Nonetheless, I agree that some things are learned through experience, but not everything falls into this category: geometry, for example, is a priori. Law, for example, is learned by reading for the bar, not by committing crimes.
9. I beg to differ. The excesses of modern legislation is not caused by definitions but by the lack thereof: can any here tell me precisely what is meant by “conspiracy in restraint of trade”? I assure you I can tell you exactly what is meant by “unlawful killing of a human being without mitigation or justification.” That is why the antitrust laws are absurd and unenforceable, and the law against homicide is clear.
The other excess of modern legislation is caused by the intrusion of the law into private matters, where no standard of right and wrong can be defined, even by the wisdom of Solomon. I used to sit in on hearings of the Planning and Zoning board. They had no standards, no guidelines, no nothing. No definitions. This is not the fault of the act of defining one’s terms, but the fault of using the law where it (by its nature) is the wrong instrument.
Besides, without proper definitions, a reasonable man cannot conform his conduct to the standards of the law.
Having said that, your general point I agree with and with all my heart. Where modern juries and modern activist judges lack all sense of proportion and justice, frantic legislators attempt to amend such wayward and wanton abuses of the law with stricter and more exact regulation, which, as you correctly say, is no substitute.
And I agree with your basic point: formal definitions cannot replace wisdom! A person without a certain level of understanding cannot be reasoned with. At that point talk fails, and only emotion is left.
My vehement objection is that you are suggesting that I surrender before that point. There is no need–if one’s audience lacks wisdom and understanding, that point is reached all too soon.
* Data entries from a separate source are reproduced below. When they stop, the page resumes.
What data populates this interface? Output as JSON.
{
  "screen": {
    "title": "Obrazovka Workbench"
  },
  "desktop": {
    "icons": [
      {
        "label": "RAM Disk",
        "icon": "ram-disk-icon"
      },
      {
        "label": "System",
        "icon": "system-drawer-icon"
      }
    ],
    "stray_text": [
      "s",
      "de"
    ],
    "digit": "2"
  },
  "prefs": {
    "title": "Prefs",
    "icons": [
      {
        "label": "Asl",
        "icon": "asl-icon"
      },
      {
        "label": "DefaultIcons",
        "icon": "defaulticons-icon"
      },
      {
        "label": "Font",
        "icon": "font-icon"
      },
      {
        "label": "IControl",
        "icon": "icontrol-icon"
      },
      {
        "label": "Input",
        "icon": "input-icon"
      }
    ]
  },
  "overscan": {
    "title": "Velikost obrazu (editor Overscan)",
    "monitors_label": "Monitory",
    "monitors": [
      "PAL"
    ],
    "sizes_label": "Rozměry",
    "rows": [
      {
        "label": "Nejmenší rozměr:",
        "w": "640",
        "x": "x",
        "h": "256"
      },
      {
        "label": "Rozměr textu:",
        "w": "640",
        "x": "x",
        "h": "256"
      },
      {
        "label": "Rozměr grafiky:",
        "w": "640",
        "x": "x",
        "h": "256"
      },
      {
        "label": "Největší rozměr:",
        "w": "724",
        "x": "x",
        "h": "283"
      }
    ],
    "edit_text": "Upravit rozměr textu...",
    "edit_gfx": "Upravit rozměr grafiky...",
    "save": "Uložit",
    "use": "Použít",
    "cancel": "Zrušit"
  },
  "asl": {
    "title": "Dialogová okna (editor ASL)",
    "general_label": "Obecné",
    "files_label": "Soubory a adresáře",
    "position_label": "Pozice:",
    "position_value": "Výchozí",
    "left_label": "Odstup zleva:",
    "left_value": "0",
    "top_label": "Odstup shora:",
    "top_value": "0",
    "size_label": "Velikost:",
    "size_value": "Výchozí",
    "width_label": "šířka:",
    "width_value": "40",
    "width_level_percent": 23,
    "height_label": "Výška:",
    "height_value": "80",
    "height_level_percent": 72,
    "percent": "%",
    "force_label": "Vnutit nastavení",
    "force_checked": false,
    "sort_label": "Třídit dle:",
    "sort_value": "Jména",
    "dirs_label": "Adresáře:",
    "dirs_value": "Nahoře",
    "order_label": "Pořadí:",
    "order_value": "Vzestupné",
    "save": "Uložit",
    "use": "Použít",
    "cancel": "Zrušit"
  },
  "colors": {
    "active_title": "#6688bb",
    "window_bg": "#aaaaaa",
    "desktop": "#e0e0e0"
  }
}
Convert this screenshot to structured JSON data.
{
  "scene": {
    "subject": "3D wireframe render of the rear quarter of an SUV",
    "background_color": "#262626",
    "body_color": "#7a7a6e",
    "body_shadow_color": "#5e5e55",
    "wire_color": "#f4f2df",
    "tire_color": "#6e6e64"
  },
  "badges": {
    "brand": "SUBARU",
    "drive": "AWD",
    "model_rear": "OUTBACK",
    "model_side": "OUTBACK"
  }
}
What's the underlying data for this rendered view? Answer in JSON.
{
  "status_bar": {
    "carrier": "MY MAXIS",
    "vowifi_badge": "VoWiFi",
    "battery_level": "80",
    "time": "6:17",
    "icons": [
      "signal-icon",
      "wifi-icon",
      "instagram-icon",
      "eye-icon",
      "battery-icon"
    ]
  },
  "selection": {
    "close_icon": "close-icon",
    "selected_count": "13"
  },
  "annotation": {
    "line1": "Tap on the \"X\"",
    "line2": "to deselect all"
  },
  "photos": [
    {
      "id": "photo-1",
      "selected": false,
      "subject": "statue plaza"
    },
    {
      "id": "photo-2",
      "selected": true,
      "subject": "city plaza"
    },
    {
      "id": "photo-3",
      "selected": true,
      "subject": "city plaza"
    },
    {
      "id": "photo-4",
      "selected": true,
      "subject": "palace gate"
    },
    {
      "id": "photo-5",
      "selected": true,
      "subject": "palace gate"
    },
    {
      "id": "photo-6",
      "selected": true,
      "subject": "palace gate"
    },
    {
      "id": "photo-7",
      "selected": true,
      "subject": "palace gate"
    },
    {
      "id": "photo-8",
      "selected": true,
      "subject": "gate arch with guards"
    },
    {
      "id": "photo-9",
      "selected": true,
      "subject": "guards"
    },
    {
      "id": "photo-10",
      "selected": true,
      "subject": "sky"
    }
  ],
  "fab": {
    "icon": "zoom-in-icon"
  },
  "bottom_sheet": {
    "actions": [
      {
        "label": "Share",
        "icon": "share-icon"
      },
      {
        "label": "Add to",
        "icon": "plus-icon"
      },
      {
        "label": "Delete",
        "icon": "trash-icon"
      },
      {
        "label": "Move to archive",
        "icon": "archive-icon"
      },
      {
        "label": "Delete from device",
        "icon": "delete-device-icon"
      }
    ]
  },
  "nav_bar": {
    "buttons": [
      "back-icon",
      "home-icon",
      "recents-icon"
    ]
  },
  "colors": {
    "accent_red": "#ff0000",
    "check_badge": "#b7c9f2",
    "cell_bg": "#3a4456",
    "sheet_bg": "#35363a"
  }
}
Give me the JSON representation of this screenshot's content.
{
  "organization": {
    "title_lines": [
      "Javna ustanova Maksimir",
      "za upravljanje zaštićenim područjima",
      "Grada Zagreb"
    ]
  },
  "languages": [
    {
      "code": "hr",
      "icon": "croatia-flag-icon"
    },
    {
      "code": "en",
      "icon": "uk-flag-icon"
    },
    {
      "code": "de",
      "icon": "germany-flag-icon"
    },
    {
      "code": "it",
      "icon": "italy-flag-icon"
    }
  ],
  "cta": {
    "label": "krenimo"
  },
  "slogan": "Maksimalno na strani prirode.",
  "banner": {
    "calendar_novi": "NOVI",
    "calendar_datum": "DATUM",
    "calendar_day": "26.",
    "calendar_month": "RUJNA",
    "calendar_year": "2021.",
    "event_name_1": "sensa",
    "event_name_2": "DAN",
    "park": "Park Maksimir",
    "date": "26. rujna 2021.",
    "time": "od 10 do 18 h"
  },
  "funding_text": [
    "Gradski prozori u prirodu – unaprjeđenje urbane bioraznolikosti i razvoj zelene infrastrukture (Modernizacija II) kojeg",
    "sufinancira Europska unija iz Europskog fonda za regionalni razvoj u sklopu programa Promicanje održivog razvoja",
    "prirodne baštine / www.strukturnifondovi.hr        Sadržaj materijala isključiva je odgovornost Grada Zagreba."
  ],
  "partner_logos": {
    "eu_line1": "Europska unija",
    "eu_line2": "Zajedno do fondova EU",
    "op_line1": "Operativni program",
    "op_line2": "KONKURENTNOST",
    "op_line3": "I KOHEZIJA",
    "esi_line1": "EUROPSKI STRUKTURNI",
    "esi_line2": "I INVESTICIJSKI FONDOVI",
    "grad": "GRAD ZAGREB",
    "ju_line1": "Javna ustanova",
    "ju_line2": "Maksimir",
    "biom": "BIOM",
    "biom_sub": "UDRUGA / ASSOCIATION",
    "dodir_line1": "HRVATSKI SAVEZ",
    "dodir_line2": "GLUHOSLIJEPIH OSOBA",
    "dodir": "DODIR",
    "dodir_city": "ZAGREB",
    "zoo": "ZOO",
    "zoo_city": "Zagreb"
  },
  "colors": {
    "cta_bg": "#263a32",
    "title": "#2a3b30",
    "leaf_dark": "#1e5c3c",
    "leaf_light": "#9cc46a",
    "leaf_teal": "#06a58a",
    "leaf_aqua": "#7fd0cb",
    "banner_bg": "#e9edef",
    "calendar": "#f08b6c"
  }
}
There is no need to tempt one’s pride by pretending so lofty an understanding that another man cannot grasp one’s meaning. If a man asks you an honest question, answer it honestly and humbly, or otherwise do not call yourself a philosopher.